» **Work task**: Would you print the records below without changing anything?
-- -- --
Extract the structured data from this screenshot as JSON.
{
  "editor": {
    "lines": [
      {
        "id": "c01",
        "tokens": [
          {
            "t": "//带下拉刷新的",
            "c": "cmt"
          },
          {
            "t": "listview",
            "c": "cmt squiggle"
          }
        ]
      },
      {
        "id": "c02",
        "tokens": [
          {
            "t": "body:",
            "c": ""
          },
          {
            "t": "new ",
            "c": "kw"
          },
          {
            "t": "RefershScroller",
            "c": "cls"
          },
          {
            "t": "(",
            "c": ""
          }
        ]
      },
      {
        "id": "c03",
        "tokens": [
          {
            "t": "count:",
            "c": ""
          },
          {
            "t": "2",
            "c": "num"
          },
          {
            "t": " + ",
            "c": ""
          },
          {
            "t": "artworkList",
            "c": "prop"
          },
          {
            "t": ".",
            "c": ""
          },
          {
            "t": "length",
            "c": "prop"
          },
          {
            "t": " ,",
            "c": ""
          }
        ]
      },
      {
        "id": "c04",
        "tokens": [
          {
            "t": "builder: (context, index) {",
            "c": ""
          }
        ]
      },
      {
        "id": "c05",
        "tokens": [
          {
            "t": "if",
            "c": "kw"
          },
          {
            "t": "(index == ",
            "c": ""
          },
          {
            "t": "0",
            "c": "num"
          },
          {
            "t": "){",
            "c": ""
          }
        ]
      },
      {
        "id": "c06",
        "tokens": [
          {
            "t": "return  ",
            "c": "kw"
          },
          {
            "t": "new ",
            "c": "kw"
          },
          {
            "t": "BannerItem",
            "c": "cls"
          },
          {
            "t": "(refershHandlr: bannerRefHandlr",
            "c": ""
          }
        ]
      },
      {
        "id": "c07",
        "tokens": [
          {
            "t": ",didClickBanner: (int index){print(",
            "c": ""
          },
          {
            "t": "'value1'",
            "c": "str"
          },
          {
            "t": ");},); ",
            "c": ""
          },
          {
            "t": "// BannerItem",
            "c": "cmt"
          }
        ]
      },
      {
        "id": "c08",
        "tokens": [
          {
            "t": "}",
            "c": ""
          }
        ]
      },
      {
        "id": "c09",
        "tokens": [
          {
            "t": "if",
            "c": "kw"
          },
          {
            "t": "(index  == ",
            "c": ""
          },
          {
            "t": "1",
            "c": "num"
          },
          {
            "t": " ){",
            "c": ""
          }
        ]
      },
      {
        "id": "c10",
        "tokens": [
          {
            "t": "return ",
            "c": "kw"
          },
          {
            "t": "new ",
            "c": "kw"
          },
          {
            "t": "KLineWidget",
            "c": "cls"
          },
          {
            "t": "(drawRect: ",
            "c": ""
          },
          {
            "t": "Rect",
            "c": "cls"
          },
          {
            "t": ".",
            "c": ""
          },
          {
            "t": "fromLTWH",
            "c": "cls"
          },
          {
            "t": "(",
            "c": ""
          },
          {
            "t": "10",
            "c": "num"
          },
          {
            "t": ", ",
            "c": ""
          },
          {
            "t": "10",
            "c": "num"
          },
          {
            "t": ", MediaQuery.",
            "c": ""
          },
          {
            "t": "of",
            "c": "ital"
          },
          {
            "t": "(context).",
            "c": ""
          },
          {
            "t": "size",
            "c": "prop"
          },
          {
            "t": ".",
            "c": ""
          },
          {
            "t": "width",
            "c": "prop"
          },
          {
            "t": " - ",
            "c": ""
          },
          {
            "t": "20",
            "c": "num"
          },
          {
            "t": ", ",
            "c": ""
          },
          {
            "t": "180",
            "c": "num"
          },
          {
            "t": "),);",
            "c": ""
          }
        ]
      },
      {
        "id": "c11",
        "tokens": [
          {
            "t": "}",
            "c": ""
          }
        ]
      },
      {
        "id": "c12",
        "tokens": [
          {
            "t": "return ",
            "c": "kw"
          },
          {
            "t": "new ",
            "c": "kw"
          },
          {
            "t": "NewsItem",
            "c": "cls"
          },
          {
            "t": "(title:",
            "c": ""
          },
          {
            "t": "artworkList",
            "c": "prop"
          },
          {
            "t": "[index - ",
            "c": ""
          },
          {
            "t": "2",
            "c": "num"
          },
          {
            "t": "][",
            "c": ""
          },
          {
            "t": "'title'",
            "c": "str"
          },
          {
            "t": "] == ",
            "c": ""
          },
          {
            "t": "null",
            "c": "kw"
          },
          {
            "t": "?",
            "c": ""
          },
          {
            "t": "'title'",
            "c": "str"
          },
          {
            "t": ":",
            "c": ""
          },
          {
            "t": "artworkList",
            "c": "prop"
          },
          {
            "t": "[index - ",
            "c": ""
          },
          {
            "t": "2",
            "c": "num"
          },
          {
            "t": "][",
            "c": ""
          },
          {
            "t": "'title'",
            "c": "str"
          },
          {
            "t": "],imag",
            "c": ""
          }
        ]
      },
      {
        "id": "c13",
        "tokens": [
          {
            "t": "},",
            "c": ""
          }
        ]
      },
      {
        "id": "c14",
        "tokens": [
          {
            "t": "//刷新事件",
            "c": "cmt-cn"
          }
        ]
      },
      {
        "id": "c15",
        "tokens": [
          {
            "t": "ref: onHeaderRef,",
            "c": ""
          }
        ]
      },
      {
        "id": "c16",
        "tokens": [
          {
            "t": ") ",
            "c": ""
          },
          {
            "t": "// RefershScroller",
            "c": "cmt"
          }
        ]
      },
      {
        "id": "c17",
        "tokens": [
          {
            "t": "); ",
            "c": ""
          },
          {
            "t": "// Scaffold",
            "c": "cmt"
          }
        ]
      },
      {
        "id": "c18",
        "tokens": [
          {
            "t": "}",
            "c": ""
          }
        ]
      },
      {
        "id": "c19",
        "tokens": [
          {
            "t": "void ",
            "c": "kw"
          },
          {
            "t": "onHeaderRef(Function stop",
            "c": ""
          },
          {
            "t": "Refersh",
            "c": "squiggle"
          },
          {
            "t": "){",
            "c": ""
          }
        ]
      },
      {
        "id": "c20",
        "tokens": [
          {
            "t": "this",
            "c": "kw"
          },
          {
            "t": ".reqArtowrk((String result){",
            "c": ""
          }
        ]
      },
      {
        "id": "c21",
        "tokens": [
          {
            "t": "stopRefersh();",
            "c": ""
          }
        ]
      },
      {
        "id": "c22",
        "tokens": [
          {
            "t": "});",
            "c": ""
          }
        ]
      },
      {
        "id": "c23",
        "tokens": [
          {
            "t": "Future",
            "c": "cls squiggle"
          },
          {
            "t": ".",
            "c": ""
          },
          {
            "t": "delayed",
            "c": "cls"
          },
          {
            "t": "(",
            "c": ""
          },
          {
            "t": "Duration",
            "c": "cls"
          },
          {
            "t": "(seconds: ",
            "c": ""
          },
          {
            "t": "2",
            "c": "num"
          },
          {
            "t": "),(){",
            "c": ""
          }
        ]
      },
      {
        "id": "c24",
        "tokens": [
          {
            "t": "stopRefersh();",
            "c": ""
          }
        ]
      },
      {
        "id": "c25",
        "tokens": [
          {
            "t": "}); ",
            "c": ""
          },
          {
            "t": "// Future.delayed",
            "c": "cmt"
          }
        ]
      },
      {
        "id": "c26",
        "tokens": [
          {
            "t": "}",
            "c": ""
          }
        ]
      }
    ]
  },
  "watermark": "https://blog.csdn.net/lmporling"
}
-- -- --
» **Reply to the exercise**:
Extract the structured data from this screenshot as JSON.
{
  "editor": {
    "lines": [
      {
        "id": "c01",
        "tokens": [
          {
            "t": "//带下拉刷新的",
            "c": "cmt"
          },
          {
            "t": "listview",
            "c": "cmt squiggle"
          }
        ]
      },
      {
        "id": "c02",
        "tokens": [
          {
            "t": "body:",
            "c": ""
          },
          {
            "t": "new ",
            "c": "kw"
          },
          {
            "t": "RefershScroller",
            "c": "cls"
          },
          {
            "t": "(",
            "c": ""
          }
        ]
      },
      {
        "id": "c03",
        "tokens": [
          {
            "t": "count:",
            "c": ""
          },
          {
            "t": "2",
            "c": "num"
          },
          {
            "t": " + ",
            "c": ""
          },
          {
            "t": "artworkList",
            "c": "prop"
          },
          {
            "t": ".",
            "c": ""
          },
          {
            "t": "length",
            "c": "prop"
          },
          {
            "t": " ,",
            "c": ""
          }
        ]
      },
      {
        "id": "c04",
        "tokens": [
          {
            "t": "builder: (context, index) {",
            "c": ""
          }
        ]
      },
      {
        "id": "c05",
        "tokens": [
          {
            "t": "if",
            "c": "kw"
          },
          {
            "t": "(index == ",
            "c": ""
          },
          {
            "t": "0",
            "c": "num"
          },
          {
            "t": "){",
            "c": ""
          }
        ]
      },
      {
        "id": "c06",
        "tokens": [
          {
            "t": "return  ",
            "c": "kw"
          },
          {
            "t": "new ",
            "c": "kw"
          },
          {
            "t": "BannerItem",
            "c": "cls"
          },
          {
            "t": "(refershHandlr: bannerRefHandlr",
            "c": ""
          }
        ]
      },
      {
        "id": "c07",
        "tokens": [
          {
            "t": ",didClickBanner: (int index){print(",
            "c": ""
          },
          {
            "t": "'value1'",
            "c": "str"
          },
          {
            "t": ");},); ",
            "c": ""
          },
          {
            "t": "// BannerItem",
            "c": "cmt"
          }
        ]
      },
      {
        "id": "c08",
        "tokens": [
          {
            "t": "}",
            "c": ""
          }
        ]
      },
      {
        "id": "c09",
        "tokens": [
          {
            "t": "if",
            "c": "kw"
          },
          {
            "t": "(index  == ",
            "c": ""
          },
          {
            "t": "1",
            "c": "num"
          },
          {
            "t": " ){",
            "c": ""
          }
        ]
      },
      {
        "id": "c10",
        "tokens": [
          {
            "t": "return ",
            "c": "kw"
          },
          {
            "t": "new ",
            "c": "kw"
          },
          {
            "t": "KLineWidget",
            "c": "cls"
          },
          {
            "t": "(drawRect: ",
            "c": ""
          },
          {
            "t": "Rect",
            "c": "cls"
          },
          {
            "t": ".",
            "c": ""
          },
          {
            "t": "fromLTWH",
            "c": "cls"
          },
          {
            "t": "(",
            "c": ""
          },
          {
            "t": "10",
            "c": "num"
          },
          {
            "t": ", ",
            "c": ""
          },
          {
            "t": "10",
            "c": "num"
          },
          {
            "t": ", MediaQuery.",
            "c": ""
          },
          {
            "t": "of",
            "c": "ital"
          },
          {
            "t": "(context).",
            "c": ""
          },
          {
            "t": "size",
            "c": "prop"
          },
          {
            "t": ".",
            "c": ""
          },
          {
            "t": "width",
            "c": "prop"
          },
          {
            "t": " - ",
            "c": ""
          },
          {
            "t": "20",
            "c": "num"
          },
          {
            "t": ", ",
            "c": ""
          },
          {
            "t": "180",
            "c": "num"
          },
          {
            "t": "),);",
            "c": ""
          }
        ]
      },
      {
        "id": "c11",
        "tokens": [
          {
            "t": "}",
            "c": ""
          }
        ]
      },
      {
        "id": "c12",
        "tokens": [
          {
            "t": "return ",
            "c": "kw"
          },
          {
            "t": "new ",
            "c": "kw"
          },
          {
            "t": "NewsItem",
            "c": "cls"
          },
          {
            "t": "(title:",
            "c": ""
          },
          {
            "t": "artworkList",
            "c": "prop"
          },
          {
            "t": "[index - ",
            "c": ""
          },
          {
            "t": "2",
            "c": "num"
          },
          {
            "t": "][",
            "c": ""
          },
          {
            "t": "'title'",
            "c": "str"
          },
          {
            "t": "] == ",
            "c": ""
          },
          {
            "t": "null",
            "c": "kw"
          },
          {
            "t": "?",
            "c": ""
          },
          {
            "t": "'title'",
            "c": "str"
          },
          {
            "t": ":",
            "c": ""
          },
          {
            "t": "artworkList",
            "c": "prop"
          },
          {
            "t": "[index - ",
            "c": ""
          },
          {
            "t": "2",
            "c": "num"
          },
          {
            "t": "][",
            "c": ""
          },
          {
            "t": "'title'",
            "c": "str"
          },
          {
            "t": "],imag",
            "c": ""
          }
        ]
      },
      {
        "id": "c13",
        "tokens": [
          {
            "t": "},",
            "c": ""
          }
        ]
      },
      {
        "id": "c14",
        "tokens": [
          {
            "t": "//刷新事件",
            "c": "cmt-cn"
          }
        ]
      },
      {
        "id": "c15",
        "tokens": [
          {
            "t": "ref: onHeaderRef,",
            "c": ""
          }
        ]
      },
      {
        "id": "c16",
        "tokens": [
          {
            "t": ") ",
            "c": ""
          },
          {
            "t": "// RefershScroller",
            "c": "cmt"
          }
        ]
      },
      {
        "id": "c17",
        "tokens": [
          {
            "t": "); ",
            "c": ""
          },
          {
            "t": "// Scaffold",
            "c": "cmt"
          }
        ]
      },
      {
        "id": "c18",
        "tokens": [
          {
            "t": "}",
            "c": ""
          }
        ]
      },
      {
        "id": "c19",
        "tokens": [
          {
            "t": "void ",
            "c": "kw"
          },
          {
            "t": "onHeaderRef(Function stop",
            "c": ""
          },
          {
            "t": "Refersh",
            "c": "squiggle"
          },
          {
            "t": "){",
            "c": ""
          }
        ]
      },
      {
        "id": "c20",
        "tokens": [
          {
            "t": "this",
            "c": "kw"
          },
          {
            "t": ".reqArtowrk((String result){",
            "c": ""
          }
        ]
      },
      {
        "id": "c21",
        "tokens": [
          {
            "t": "stopRefersh();",
            "c": ""
          }
        ]
      },
      {
        "id": "c22",
        "tokens": [
          {
            "t": "});",
            "c": ""
          }
        ]
      },
      {
        "id": "c23",
        "tokens": [
          {
            "t": "Future",
            "c": "cls squiggle"
          },
          {
            "t": ".",
            "c": ""
          },
          {
            "t": "delayed",
            "c": "cls"
          },
          {
            "t": "(",
            "c": ""
          },
          {
            "t": "Duration",
            "c": "cls"
          },
          {
            "t": "(seconds: ",
            "c": ""
          },
          {
            "t": "2",
            "c": "num"
          },
          {
            "t": "),(){",
            "c": ""
          }
        ]
      },
      {
        "id": "c24",
        "tokens": [
          {
            "t": "stopRefersh();",
            "c": ""
          }
        ]
      },
      {
        "id": "c25",
        "tokens": [
          {
            "t": "}); ",
            "c": ""
          },
          {
            "t": "// Future.delayed",
            "c": "cmt"
          }
        ]
      },
      {
        "id": "c26",
        "tokens": [
          {
            "t": "}",
            "c": ""
          }
        ]
      }
    ]
  },
  "watermark": "https://blog.csdn.net/lmporling"
}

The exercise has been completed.